What is MPG

MPG, namely MPEG-1, is a world-famous standard for lossy compression of video and audio. It is designed to compress VHS-quality raw digital video and CD audio down to 1.5 Mbit/s without excessive quality loss, making video CDs, digital cable/satellite TV and digital audio broadcasting (DAB) possible. Today, MPEG-1 has become the most widely compatible lossy audio/video format in the world, and is widely used in a large number of products and technologies. Perhaps the best-known part of the MPEG-1 standard is the MP3 audio format it introduced.

The MPEG-1 standard is published as ISO/IEC 11172 – Information technology—coding of moving pictures and associated audio for digital storage media at up to about 1.5 Mbit/s. The standard consists of the following five parts:

  1. Systems (storage and synchronization of video, audio, and other data together)
  2. Video (compressed video content)
  3. Audio (compressed audio content)
  4. Conformance testing (testing the correctness of implementations of the standard)
  5. Reference software (example software showing how to encode and decode according to the standard)


File Extension

.mpg is one of a number of file extensions for MPEG-1 or MPEG-2 audio and video compression. .mp3 is the most common extension for files containing MPEG-1 Layer 3 audio. An MP3 file is typically an uncontained stream of raw audio; the conventional way to tag MP3 files is by writing data to “garbage” segments of each frame, which preserve the media information but are discarded by the player.

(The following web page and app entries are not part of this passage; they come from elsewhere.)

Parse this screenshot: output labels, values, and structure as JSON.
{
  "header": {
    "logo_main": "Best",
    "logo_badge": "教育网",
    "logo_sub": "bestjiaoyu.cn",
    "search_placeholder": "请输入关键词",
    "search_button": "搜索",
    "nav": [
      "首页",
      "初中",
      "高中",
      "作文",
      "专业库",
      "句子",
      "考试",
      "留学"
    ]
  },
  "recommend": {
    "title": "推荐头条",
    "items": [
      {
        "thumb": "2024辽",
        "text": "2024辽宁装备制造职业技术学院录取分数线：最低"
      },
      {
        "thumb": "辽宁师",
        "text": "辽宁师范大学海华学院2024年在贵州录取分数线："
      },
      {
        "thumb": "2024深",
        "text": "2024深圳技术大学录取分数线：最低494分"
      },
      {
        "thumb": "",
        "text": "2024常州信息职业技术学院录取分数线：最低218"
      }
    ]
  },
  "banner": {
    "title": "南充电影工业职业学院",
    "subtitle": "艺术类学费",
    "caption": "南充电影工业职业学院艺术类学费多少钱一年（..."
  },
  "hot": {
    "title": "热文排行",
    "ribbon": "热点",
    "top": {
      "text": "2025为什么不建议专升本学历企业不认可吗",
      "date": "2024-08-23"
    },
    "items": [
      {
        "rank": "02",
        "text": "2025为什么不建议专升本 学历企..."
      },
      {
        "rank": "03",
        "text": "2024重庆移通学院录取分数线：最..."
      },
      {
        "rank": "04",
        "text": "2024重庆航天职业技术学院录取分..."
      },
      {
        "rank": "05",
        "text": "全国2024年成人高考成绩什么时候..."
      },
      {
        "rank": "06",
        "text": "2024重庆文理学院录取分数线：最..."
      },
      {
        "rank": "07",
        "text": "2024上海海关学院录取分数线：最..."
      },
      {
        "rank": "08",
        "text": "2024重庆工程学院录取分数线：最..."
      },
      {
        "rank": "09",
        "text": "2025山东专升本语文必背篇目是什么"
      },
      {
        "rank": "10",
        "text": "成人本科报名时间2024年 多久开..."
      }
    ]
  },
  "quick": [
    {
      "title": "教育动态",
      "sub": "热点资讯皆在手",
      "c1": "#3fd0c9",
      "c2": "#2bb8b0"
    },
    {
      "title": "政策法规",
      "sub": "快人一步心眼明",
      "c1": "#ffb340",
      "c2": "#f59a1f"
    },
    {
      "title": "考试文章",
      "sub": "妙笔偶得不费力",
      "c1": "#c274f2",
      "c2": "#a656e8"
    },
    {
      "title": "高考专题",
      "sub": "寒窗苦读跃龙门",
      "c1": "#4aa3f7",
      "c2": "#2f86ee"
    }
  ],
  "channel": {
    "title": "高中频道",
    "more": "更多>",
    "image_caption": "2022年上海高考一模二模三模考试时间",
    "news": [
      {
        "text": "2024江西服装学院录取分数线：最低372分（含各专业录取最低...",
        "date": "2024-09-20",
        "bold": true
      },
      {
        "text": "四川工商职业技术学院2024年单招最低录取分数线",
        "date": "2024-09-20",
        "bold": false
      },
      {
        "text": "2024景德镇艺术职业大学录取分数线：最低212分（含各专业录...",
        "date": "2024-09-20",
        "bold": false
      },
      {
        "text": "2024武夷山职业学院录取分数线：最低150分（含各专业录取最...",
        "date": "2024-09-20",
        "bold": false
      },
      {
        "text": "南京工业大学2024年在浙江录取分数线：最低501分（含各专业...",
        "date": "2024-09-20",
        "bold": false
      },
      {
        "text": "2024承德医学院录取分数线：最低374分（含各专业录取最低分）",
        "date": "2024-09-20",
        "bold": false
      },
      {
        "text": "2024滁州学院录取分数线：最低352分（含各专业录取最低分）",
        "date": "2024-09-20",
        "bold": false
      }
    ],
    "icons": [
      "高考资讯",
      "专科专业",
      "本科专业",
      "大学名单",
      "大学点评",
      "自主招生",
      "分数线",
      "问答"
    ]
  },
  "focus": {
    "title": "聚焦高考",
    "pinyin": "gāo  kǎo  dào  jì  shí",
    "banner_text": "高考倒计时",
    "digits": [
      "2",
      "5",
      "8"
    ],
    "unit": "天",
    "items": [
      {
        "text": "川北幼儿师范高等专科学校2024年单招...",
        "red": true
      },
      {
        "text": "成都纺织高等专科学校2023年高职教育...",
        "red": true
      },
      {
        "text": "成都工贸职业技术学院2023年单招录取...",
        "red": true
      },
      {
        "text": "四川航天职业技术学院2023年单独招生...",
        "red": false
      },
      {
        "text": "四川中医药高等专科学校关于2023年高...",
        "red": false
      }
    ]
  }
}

MPEG-1 supports resolutions up to 4095×4095 (12-bits), and bitrates up to 100 Mbit/s. MPEG-1 videos are most commonly seen using Source Input Format (SIF) resolution: 352×240, 352×288, or 320×240. These low resolutions, combined with a bitrate less than 1.5 Mbit/s, make up what is known as a constrained parameters bitstream (CPB), later renamed the “Low Level” (LL) profile in MPEG-2. This is the minimum video specifications any decoder should be able to handle, to be considered MPEG-1 compliant. This was selected to provide a good balance between quality and performance, allowing the use of reasonably inexpensive hardware of the time.



  1. Most popular software for video playback includes MPEG-1 decoding, in addition to any other supported formats.
  2. The popularity of MP3 audio has established a massive installed base of hardware that can play back MPEG-1 Audio (all three layers).
  3. “Virtually all digital audio devices” can play back MPEG-1 Audio. Many millions have been sold to-date.
  4. MPEG-1 is the exclusive video and audio format used on Green Book CD-i, the first consumer digital video format, and on Video CD (VCD), still a very popular format around the world.
  5. The DVD-Video standard originally required MPEG-1 Layer II audio for PAL countries, but was changed to allow AC-3/Dolby Digital-only discs. MPEG-1 Layer II audio is still allowed on DVDs, although newer extensions to the format, like MPEG Multichannel, are rarely supported.
  6. Most DVD players also support Video CD and MP3 CD playback, which use MPEG-1.
  7. The international Digital Video Broadcasting (DVB) standard primarily uses MPEG-1 Layer II audio, and MPEG-2 video.
  8. The international Digital Audio Broadcasting (DAB) standard uses MPEG-1 Layer II audio exclusively, due to MP2′s especially high quality, modest decoder performance requirements, and tolerance of errors.


Related Guides and Tutorials for MPG Format

MPG to AVI – convert MPG videos to AVI on Win/Mac with high quality

MPEG to AVI – convert MPEG to AVI without quality loss on Win/Mac

MPG to DVD – convert and burn MPG video files to DVD easily and quickly